[Data records for software interfaces]
+++
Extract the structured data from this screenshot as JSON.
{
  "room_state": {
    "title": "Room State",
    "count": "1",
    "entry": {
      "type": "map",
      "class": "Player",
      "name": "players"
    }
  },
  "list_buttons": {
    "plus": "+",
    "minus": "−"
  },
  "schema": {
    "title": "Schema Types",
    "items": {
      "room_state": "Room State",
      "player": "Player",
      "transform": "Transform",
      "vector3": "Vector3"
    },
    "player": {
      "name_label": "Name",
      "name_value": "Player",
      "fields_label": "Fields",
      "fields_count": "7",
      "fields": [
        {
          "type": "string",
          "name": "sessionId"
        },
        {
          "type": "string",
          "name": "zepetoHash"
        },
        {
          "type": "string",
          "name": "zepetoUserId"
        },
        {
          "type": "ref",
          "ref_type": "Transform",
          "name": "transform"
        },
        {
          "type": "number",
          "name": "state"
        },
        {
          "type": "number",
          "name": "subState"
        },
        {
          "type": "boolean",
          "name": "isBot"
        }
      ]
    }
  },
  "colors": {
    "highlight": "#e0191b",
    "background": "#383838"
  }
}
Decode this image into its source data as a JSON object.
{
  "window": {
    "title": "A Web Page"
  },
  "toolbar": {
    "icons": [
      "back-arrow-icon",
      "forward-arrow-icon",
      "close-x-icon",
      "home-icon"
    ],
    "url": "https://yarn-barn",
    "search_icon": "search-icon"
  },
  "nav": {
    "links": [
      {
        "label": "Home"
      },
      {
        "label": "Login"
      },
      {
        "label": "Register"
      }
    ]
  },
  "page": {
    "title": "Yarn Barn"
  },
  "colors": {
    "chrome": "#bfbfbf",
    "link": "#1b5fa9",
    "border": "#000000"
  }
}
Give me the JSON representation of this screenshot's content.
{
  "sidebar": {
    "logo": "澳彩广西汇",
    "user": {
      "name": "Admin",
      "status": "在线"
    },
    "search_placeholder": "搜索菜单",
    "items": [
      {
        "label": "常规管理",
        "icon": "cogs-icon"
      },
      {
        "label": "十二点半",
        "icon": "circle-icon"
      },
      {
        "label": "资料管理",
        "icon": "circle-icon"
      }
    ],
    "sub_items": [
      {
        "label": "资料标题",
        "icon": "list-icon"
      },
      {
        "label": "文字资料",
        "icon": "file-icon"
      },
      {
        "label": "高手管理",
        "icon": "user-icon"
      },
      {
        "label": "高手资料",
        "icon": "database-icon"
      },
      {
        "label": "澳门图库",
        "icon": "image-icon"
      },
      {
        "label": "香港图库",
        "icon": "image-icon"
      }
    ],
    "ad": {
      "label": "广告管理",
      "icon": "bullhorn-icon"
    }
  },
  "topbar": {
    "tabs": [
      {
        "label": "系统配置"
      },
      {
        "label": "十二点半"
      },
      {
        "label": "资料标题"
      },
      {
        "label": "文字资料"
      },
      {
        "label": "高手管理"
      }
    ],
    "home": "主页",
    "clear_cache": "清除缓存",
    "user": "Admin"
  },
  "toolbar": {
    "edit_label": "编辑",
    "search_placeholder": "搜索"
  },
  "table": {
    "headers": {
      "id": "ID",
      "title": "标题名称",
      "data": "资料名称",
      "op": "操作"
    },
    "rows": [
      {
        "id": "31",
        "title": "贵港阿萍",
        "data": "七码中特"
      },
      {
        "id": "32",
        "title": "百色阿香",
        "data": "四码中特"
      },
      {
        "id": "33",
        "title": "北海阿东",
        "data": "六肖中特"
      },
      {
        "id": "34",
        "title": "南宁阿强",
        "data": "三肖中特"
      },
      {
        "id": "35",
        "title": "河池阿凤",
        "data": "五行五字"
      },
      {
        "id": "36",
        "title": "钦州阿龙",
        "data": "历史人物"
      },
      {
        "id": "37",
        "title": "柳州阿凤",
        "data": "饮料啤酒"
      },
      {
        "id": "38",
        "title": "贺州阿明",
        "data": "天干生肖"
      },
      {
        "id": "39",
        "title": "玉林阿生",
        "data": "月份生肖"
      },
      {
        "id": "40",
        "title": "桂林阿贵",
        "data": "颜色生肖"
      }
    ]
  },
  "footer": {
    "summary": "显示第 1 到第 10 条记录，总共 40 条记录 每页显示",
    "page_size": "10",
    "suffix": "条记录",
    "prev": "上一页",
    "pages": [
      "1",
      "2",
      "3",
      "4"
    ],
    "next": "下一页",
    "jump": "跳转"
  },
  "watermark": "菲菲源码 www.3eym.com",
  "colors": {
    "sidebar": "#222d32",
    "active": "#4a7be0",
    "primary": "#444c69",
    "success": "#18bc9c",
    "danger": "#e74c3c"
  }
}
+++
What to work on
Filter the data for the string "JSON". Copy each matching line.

Output for this exercise
Extract the structured data from this screenshot as JSON.
Decode this image into its source data as a JSON object.
Give me the JSON representation of this screenshot's content.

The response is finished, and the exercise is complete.